Normally we don’t condone the vocal abilities of Britney Spears, but when you mix her with Beyonce and Pink, and give all three lovely ladies one of Queen’s most infectious rock anthems to perform inside a gladiator coliseum, while placing said ladies in some of the sexiest attire imaginable, well, all is forgiven. Pepsi aired this spot at the 2000 Super Bowl, a victory for the Rams against the Tennessee Titans. Best Picture Winner Gladiator was still fresh on the brain at the time, which we’re sure was the inspiration for this spot and for the ad’s bad guy (Enrique Iglesias), who reminds us of the film’s baddie Commodus (Joaquin Phoenix). This one’s a little long, and if you’re watching it around any special females, you might hesitate. These divas never looked so good.
43. Diet Coke Out on a Ledge with Demi Moore
Ah this brings back memories. The year was 1988, and we had a tendency to pay more attention to that year’s Super Bowl commercials because John Elway and the Denver Broncos were in the process of getting destroyed for a second year in a row – previously against the New York Giants and this time, the Washington Redskins. One of the advertising standouts was Demi Moore’s Diet Coke ad. Ms. Moore reminds us here that there was a time when she was America’s Sweetheart rather than a cougar lady who got dumped by a bad actor 16 years her junior. The setup is that Moore, playing “Sophisticated Lady,” loses a handle on her Diet Coke and must then risk life and limb to get it. For Young Moore we might have been out on that ledge ourselves.
42. Budweiser Clydesdales Donkey
We’ve always loved the underdog, or in this case the underdonkey. Budweiser released this Super Bowl spot during the 2004 contest between New England and Carolina. Same year as the Pepsi Bears, another classic you’ll find on this list, which tells us you can’t go wrong using cute animals in comical situations. The setup is this: narrator is a donkey, and all his life he’s dreamed of becoming one of the famous Budweiser Clydesdales. The commercial depicts a determined ass, who goes through a number of obstacles to make himself in to a Clydesdale: the Budweiser Pull, leg hair extensions, etc. But it’s not until the big interview that he really makes a compelling case. Hilarity and, yes, even a little sweetness ensue.

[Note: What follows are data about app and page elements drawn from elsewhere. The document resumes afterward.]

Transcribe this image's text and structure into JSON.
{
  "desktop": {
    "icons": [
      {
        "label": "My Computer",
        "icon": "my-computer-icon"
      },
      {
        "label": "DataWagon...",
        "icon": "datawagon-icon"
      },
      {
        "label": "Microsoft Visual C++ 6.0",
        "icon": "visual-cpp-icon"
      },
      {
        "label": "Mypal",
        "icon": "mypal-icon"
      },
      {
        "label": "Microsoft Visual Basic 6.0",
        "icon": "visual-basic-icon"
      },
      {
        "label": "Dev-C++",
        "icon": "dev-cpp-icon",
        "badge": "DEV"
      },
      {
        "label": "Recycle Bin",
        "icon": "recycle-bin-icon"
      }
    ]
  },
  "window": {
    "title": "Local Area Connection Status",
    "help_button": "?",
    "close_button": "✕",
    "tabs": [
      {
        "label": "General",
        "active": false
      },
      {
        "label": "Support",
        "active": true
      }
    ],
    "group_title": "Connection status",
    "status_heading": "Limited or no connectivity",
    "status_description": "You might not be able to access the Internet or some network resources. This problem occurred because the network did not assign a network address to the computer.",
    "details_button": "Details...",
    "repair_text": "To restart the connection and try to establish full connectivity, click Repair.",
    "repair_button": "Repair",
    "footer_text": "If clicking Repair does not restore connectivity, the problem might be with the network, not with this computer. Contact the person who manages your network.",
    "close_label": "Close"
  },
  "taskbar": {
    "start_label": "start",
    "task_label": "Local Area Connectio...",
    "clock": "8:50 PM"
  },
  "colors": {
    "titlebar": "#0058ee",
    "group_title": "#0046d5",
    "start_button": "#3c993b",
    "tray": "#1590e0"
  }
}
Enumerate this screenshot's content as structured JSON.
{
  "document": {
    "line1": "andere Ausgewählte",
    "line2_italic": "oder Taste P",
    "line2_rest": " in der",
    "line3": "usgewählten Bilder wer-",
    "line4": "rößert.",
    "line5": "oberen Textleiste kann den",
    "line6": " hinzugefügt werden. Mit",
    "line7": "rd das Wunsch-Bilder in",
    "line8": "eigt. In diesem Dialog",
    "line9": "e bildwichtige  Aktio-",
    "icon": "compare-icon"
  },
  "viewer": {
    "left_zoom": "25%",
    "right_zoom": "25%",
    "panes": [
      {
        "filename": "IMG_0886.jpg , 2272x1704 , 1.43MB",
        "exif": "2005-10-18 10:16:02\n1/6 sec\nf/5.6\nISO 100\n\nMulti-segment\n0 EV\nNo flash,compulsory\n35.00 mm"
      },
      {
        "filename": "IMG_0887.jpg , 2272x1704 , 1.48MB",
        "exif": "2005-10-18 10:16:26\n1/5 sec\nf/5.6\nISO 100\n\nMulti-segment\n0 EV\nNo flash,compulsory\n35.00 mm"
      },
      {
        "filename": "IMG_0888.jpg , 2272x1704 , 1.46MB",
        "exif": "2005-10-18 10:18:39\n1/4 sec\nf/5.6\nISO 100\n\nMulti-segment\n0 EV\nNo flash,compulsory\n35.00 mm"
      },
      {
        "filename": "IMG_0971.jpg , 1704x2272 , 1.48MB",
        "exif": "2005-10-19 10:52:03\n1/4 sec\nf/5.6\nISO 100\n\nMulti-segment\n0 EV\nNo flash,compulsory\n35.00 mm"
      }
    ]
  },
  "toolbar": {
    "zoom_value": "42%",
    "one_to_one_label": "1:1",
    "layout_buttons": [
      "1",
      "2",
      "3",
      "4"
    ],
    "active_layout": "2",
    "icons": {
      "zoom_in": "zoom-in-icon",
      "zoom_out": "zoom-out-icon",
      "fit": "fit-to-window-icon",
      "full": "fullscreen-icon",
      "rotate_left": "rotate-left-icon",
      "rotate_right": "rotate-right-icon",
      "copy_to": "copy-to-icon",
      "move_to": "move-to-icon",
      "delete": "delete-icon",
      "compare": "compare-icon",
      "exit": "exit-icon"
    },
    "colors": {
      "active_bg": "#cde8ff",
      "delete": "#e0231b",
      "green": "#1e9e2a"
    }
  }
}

41. Pepsi Little Mafia Girl
From the famed advertising agency BBDO out of New York came this entry in Pepsi’s “Joy of Cola” campaign, which played during Super Bowl XXXIII in 1999. Produced the same year as the Cracker Jack Really Big Bag spot, Pepsi’s Little Mafia Girl channeled Marlon Brando and won our hearts in the process. The setup is this: little girl and grandfather walk in to a diner. She orders a Pepsi in her cute voice. She gets something that is clearly not Pepsi, and this leads to a Godfather moment with a funny payoff. Tony Soprano would be proud.